Australian-led international research effort has broken fresh ground in the race to find more effective treatments for the childhood cancer neuroblastoma, by uncovering a new and as-yet unexploited target in cancer cells.
An Australian-led international research effort has broken fresh ground in the race to find more effective treatments for the childhood cancer neuroblastoma, by uncovering a new and as-yet unexploited target in cancer cells that therapeutic drugs can be aimed at.
Neuroblastoma kills more children under the age of 5 than any other cancer. One of the factors that makes neuroblastoma ‘high risk’ in a child is high levels of a molecule known as the MYCN oncogene. But despite knowing the importance of MYCN, scientists have not found a drug capable of targeting it and cancelling out its effects. Instead, the focus has been on finding molecules that work hand-in-hand with MYCN, that may prove easier to target.
The new research, led by scientists at Children’s Cancer Institute in collaboration with scientists in the US, Europe and China, and published this month in Nature Communications*, has identified one such target molecule. By analysing hundreds of tumour samples of children with neuroblastoma, the researchers found that high levels of a long non-coding RNA (called ‘lncNB1’) is a marker of poor prognosis; in other words, children whose tumours have high levels of lncNB1 tend to do worse than other children with neuroblastoma. Excitingly, the scientists were not only able to show that lncNB1 actively promotes the growth and survival of neuroblastoma cells, but also that ‘knocking down’ or inhibiting the expression of this molecule causes neuroblastoma cells to die, and tumours to stop growing and regress in mice with the disease.
“This research opens the door to developing new targeted therapies that we hope can proceed to clinical trial in children with high-risk neuroblastoma,” said Associate Professor Tao Liu, Group Leader at Children’s Cancer Institute. “Targeted therapies are designed to specifically target cancer cells and not healthy cells, and so are much safer as well as more effective than conventional chemotherapy. They represent a significant step forward and are the way of the future.”

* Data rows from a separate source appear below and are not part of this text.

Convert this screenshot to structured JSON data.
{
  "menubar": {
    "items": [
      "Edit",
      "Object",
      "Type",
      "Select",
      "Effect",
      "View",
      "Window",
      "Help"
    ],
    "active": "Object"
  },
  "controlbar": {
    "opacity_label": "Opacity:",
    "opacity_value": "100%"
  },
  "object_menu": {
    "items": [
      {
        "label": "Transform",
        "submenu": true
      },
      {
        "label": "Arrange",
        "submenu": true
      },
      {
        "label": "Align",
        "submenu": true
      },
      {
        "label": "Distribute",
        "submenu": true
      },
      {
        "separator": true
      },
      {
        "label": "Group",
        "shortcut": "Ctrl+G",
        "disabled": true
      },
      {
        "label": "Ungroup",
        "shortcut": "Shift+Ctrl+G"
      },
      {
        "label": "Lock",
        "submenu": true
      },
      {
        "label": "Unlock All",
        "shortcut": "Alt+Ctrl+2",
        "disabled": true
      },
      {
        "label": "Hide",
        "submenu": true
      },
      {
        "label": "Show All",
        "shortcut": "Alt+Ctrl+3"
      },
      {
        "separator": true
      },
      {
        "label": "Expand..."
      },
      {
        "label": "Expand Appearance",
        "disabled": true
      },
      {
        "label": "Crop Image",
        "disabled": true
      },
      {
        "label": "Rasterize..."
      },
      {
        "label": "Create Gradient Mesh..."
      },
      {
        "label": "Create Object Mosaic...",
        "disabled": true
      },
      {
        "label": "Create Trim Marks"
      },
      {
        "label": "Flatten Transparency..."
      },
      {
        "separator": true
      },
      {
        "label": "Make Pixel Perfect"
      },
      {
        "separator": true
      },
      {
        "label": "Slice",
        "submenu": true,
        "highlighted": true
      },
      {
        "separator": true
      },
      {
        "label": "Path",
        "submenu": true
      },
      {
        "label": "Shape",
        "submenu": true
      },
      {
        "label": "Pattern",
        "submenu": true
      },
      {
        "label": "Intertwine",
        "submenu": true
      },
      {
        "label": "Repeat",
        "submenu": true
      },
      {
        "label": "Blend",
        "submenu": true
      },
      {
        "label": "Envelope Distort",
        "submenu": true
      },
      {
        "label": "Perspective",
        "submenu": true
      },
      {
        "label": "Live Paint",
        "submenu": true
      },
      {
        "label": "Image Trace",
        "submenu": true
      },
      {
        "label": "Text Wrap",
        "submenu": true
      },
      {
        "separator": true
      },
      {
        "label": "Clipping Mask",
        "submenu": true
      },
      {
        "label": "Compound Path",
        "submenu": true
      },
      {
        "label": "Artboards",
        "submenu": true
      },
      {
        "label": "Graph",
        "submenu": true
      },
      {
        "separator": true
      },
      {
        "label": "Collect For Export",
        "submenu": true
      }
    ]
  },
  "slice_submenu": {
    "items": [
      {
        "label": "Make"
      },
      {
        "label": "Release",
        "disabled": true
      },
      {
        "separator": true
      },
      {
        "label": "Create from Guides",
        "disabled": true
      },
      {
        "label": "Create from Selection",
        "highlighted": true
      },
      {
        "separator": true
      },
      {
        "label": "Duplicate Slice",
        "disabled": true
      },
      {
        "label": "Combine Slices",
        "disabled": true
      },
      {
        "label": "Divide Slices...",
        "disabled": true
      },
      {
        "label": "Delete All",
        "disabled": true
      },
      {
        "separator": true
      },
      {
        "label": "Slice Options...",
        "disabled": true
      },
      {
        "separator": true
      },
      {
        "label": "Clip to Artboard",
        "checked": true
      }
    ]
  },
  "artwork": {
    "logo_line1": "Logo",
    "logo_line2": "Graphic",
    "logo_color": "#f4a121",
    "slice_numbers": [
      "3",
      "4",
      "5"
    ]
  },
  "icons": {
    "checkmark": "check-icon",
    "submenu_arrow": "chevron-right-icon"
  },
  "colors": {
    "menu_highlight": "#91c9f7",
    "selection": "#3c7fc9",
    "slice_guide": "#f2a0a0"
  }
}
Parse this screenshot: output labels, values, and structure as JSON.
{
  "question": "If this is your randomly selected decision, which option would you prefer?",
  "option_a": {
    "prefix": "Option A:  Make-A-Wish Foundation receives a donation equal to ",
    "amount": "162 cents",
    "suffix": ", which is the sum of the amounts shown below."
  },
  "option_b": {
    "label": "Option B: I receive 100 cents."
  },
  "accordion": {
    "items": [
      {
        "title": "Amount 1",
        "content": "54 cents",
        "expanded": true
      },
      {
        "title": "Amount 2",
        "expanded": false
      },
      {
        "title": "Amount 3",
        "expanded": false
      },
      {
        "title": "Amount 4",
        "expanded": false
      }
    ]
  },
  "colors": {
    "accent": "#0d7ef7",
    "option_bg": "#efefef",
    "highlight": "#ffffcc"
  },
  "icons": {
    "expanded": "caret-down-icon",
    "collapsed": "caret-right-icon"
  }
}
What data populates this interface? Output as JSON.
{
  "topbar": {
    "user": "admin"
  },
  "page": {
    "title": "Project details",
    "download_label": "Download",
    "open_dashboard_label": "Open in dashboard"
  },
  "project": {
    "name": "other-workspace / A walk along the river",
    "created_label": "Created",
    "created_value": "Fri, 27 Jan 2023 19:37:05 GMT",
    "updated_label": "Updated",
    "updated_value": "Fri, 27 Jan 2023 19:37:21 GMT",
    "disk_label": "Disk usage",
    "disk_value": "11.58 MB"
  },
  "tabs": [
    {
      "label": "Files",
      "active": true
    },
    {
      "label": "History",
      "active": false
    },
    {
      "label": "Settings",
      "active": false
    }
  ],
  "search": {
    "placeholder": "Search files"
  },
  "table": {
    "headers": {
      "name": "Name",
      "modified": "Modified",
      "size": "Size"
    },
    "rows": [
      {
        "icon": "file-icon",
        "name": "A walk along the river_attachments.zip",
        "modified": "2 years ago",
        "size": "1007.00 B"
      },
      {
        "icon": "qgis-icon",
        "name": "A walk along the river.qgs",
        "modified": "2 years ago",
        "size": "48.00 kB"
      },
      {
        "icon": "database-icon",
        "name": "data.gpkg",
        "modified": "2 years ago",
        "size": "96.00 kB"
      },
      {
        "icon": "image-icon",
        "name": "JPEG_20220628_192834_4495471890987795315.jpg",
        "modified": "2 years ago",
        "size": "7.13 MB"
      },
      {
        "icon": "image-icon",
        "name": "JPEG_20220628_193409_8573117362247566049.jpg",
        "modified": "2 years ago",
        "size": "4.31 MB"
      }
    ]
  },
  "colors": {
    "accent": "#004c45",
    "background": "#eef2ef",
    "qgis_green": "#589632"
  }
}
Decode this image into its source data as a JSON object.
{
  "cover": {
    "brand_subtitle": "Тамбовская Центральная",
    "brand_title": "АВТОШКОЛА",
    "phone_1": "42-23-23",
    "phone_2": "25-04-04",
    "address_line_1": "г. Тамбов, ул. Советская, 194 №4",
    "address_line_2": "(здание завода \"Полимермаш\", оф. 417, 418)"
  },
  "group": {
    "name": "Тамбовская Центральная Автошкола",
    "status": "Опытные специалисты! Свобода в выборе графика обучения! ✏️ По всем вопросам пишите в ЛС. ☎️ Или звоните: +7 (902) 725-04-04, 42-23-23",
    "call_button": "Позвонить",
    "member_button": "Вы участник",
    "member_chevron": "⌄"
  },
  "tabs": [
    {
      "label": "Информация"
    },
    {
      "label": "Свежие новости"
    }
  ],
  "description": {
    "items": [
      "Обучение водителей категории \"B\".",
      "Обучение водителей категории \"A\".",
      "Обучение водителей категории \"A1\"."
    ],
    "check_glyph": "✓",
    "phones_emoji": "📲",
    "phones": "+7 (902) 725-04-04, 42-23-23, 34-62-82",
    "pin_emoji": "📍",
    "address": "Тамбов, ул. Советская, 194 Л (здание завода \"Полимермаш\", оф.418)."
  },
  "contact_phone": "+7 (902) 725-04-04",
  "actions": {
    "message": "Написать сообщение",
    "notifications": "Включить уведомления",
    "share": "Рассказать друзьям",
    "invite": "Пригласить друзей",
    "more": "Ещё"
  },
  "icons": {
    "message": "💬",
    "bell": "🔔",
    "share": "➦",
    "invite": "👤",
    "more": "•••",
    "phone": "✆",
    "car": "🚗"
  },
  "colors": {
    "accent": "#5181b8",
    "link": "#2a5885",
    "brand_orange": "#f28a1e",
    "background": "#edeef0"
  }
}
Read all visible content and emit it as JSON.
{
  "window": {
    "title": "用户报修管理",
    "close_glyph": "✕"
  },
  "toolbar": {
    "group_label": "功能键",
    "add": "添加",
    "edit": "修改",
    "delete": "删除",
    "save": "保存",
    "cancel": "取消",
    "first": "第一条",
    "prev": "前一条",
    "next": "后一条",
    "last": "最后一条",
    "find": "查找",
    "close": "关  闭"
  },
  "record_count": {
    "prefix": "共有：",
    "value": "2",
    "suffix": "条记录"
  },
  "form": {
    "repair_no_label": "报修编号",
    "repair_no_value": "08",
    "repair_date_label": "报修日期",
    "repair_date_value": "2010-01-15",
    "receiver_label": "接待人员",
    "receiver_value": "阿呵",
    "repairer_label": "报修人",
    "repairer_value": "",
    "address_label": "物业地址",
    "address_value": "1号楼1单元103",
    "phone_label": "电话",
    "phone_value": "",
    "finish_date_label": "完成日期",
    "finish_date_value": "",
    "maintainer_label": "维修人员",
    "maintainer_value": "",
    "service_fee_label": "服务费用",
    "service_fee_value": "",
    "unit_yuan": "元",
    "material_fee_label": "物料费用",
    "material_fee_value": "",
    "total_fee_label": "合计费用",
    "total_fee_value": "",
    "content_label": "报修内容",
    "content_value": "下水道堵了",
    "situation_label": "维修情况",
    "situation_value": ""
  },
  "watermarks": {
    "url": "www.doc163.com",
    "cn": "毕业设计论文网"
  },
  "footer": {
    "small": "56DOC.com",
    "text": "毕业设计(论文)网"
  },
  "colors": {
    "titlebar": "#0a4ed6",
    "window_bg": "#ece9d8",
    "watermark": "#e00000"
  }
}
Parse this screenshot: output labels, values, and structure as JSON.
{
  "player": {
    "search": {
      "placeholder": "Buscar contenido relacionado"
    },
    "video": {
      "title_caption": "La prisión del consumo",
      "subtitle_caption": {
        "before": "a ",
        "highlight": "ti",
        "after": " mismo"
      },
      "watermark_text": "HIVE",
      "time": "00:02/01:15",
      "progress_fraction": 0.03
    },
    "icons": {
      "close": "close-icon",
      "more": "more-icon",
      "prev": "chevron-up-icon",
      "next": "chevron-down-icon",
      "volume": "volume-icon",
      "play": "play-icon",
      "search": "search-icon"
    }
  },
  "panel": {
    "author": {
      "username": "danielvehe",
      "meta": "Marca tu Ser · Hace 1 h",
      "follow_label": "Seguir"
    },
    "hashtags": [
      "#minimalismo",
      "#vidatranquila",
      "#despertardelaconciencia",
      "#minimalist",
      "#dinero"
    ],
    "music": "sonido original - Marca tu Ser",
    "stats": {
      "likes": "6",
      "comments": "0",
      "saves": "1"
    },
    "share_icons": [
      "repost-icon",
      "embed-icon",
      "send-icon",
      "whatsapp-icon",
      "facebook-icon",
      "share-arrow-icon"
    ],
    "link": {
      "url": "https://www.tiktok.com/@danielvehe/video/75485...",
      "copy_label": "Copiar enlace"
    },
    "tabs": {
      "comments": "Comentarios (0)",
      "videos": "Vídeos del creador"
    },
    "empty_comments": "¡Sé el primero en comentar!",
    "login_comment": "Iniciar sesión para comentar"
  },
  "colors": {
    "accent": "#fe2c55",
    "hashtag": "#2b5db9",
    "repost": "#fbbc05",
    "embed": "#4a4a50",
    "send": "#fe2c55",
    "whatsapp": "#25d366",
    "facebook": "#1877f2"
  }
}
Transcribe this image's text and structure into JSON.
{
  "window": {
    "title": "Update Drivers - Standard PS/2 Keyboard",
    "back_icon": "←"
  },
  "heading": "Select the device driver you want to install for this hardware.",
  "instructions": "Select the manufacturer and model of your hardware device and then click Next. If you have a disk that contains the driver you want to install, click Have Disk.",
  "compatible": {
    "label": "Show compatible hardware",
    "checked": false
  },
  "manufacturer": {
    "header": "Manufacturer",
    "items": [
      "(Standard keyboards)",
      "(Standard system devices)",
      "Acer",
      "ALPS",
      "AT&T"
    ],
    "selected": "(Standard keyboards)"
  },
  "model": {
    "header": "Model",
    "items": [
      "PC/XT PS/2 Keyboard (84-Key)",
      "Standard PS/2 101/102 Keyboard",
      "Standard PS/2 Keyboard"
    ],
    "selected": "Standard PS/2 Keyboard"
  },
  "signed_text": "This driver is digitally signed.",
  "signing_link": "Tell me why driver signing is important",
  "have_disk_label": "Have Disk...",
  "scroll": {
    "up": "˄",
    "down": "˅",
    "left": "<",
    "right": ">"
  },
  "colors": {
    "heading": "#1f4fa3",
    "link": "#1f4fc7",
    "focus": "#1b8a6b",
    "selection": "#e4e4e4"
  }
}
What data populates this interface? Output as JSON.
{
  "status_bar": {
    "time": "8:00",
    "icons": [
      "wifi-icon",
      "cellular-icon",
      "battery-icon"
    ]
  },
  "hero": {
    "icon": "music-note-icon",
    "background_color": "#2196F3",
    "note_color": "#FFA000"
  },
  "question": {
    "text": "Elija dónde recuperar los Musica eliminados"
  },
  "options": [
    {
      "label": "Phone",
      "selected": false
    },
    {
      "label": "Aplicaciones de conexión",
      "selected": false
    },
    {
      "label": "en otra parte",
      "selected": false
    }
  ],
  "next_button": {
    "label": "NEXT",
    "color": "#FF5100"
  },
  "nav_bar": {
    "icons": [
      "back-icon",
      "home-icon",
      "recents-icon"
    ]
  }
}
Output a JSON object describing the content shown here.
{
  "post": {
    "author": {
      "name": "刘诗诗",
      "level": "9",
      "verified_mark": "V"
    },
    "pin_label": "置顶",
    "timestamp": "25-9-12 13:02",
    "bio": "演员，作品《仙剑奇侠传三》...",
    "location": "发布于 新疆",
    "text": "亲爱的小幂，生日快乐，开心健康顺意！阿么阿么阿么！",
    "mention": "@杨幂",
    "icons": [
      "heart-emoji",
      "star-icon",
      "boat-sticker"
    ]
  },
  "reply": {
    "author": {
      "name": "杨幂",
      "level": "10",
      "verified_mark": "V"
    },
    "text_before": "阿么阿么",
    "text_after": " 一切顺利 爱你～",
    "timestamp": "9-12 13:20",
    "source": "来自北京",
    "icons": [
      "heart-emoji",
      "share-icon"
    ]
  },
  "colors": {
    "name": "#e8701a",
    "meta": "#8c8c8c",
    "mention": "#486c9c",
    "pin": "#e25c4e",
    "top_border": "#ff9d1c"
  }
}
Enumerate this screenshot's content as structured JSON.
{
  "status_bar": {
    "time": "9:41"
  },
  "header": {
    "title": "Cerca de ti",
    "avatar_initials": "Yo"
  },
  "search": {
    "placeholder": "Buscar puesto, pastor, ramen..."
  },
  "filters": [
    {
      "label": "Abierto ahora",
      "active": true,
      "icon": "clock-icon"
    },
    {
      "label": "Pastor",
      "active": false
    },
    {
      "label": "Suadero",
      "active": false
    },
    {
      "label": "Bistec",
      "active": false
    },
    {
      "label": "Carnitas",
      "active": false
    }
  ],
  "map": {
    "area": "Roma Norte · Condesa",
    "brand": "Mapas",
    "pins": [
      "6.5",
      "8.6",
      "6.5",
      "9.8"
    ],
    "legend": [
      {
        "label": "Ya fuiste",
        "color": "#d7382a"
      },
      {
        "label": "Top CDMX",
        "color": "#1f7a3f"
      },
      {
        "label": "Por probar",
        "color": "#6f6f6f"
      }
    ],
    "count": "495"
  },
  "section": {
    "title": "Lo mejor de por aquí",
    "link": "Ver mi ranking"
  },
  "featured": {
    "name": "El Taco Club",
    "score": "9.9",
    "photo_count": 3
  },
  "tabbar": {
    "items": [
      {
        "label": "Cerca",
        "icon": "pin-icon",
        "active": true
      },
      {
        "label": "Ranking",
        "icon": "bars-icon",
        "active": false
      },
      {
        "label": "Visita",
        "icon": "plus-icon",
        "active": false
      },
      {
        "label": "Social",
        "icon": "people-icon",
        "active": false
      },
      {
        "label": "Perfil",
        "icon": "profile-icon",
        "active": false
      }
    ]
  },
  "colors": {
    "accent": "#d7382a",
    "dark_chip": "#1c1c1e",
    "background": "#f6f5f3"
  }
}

In the last few decades, a number of protein-coding genes have been shown to work closely with MYCN to promote the aggressive growth of tumours. However, very little is known about the role of long non-coding RNA molecules in MYCN-driven cancers. As well as uncovering the role of lncNB1, the current study also found that several other long non-coding RNAs are over-expressed in MYC-driven neuroblastoma cells, raising the possibility that more therapeutic targets could be identified in the near future.
“Continued dedicated research will lead to the development of improved treatments for children with cancer,” said A/Professor Liu. “Ultimately, this means we will not only be able to cure more children, but also give survivors a higher quality of life.”